The Federal Government of Nigeria tapped into the Central Bank of Nigeria (CBN) for a substantial N2.94 trillion through Ways and Means Advances between July and December 2023.
Despite an earlier restructuring in June 2023 that trimmed down the Federal Government’s debt to the CBN via Ways and Means Advances to N4.36 trillion, a recent request from President Bola Tinubu to the Senate suggests an urgent need for approval to securitize the outstanding balance, potentially ballooning to N7.3 trillion.
This implies that over six months, the Federal Government may have effectively procured N2.94 trillion from the CBN, raising eyebrows amid the controversies surrounding this financing avenue.

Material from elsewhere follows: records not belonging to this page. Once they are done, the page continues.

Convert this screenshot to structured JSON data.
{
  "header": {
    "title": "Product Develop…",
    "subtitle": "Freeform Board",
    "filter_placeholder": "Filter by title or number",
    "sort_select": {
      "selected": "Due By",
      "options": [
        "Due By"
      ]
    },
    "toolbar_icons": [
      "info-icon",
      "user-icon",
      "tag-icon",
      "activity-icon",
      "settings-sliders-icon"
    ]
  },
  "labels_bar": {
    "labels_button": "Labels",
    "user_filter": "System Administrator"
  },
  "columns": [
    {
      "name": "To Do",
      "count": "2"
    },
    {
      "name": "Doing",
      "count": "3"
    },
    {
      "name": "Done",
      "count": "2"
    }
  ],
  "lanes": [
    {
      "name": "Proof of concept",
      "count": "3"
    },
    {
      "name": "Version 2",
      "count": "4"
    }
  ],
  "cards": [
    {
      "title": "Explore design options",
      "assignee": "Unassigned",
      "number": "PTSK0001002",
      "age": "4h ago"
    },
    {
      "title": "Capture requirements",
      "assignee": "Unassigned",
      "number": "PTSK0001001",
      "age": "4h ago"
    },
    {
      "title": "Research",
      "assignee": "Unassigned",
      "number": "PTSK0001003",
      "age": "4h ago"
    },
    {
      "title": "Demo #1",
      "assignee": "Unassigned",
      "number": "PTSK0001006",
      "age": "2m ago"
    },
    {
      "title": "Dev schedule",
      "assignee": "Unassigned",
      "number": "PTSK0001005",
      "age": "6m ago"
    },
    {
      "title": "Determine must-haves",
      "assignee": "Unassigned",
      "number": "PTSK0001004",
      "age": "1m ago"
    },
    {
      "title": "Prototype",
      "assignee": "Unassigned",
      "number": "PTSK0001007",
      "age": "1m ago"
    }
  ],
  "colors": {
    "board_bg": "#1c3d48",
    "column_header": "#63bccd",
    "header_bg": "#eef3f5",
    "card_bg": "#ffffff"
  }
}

Preceding the initial restructuring in June, the loan swelled by a staggering N3.42 trillion in five months, surging from N23.53 trillion in December 2022 to N26.95 trillion in May 2023.
This paints a picture of the Federal Government potentially securing approximately N6.36 trillion from the CBN through Ways and Means Advances throughout the entirety of 2023.
FG uses loan from CBN to service domestic debt
During the Saturday plenary, Senate President Godswill Akpabio read a letter from President Bola Tinubu addressing the Senate.
In the letter, Tinubu highlighted the federal government’s efforts to diversify approaches and reduce dependence on ways and means advances for domestic debt servicing.
Emphasizing the significance of the matter, Tinubu stressed the need to prioritize the securitization of the existing ways and means advances to the federal government before the end of 2023.
“While the Federal Government is considering various measures to forestall the use of Ways and Means advances for domestic debt servicing, it has become highly imperative to securitize the outstanding Ways and Means Advance of the Federal Government of Nigeria before the end of the year 2023.”
Nairametrics’ analysis revealed that the Federal Government spent about N3.23 trillion on domestic debt servicing in nine months, with approximately N1.79 trillion expended between July and September 2023, according to data from the Debt Management Office (DMO).
The Ways and Means provision serves as a mechanism enabling the government to secure short-term or emergency financing from the CBN to address cash flow gaps.
A significant development occurred between May 3 and 4, 2023, as both chambers of the National Assembly approved the securitization of N22.7 trillion from the N23.3 trillion previously advanced by the CBN to the Federal Government through ways and means.
This debt was subsequently transferred to the Debt Management Office (DMO) with a 40-year tenor, a 3-year moratorium, and an interest rate of 9%.
In a noteworthy decision with profound implications for Nigeria’s fiscal landscape, the National Assembly also endorsed a substantial increase in the “Ways and Means” ceiling.
According to Section 38 of the CBN Act, 2007, the apex bank may grant temporary advances to the Federal Government about temporary deficiency of budget revenue at such rate of interest as the bank may determine.
The Act read in part:
“The total amount of such advances outstanding shall not at any time exceed five per cent of the previous year’s actual revenue of the Federal Government.
“All advances shall be repaid as soon as possible and shall, in any event, be repayable by the end of the Federal Government financial year in which they are granted and if such advances remain unpaid at the end of the year, the power of the bank to grant such further advances in any subsequent year shall not be exercisable, unless the outstanding advances have been repaid.”
It placed a limit of five per cent on how much the Federal Government could borrow, although the previous administration severely violated the limit.
The National Assembly introduced amendments to the CBN Act, elevating the ceiling of Ways and Means Advances from the apex bank from five to 15% of the Federal Government’s previous year’s revenue.
This endeavour to raise the limit to 15% opens the door to more borrowing and an increased burden of debt service obligations for the country’s future generations.
However, it is noteworthy that the Federal Government surpassed this set limit in 2023, exceeding the permissible amount it can borrow from the CBN despite the earlier statement of the current Minister of Finance and Coordinating Minister of the Economy, Wale Edun, that Tinubu would adhere to the statutory limit.
Despite this breach, the Senate of the 10th assembly, mirroring its predecessor in the ninth assembly, approved the securitization of the outstanding N7.3 trillion in Ways and Means, aligning with President Tinubu’s request.
Given the escalating trend of borrowing and subsequent debt service obligations, these legislative actions spark concerns regarding the potential adverse impact on future generations.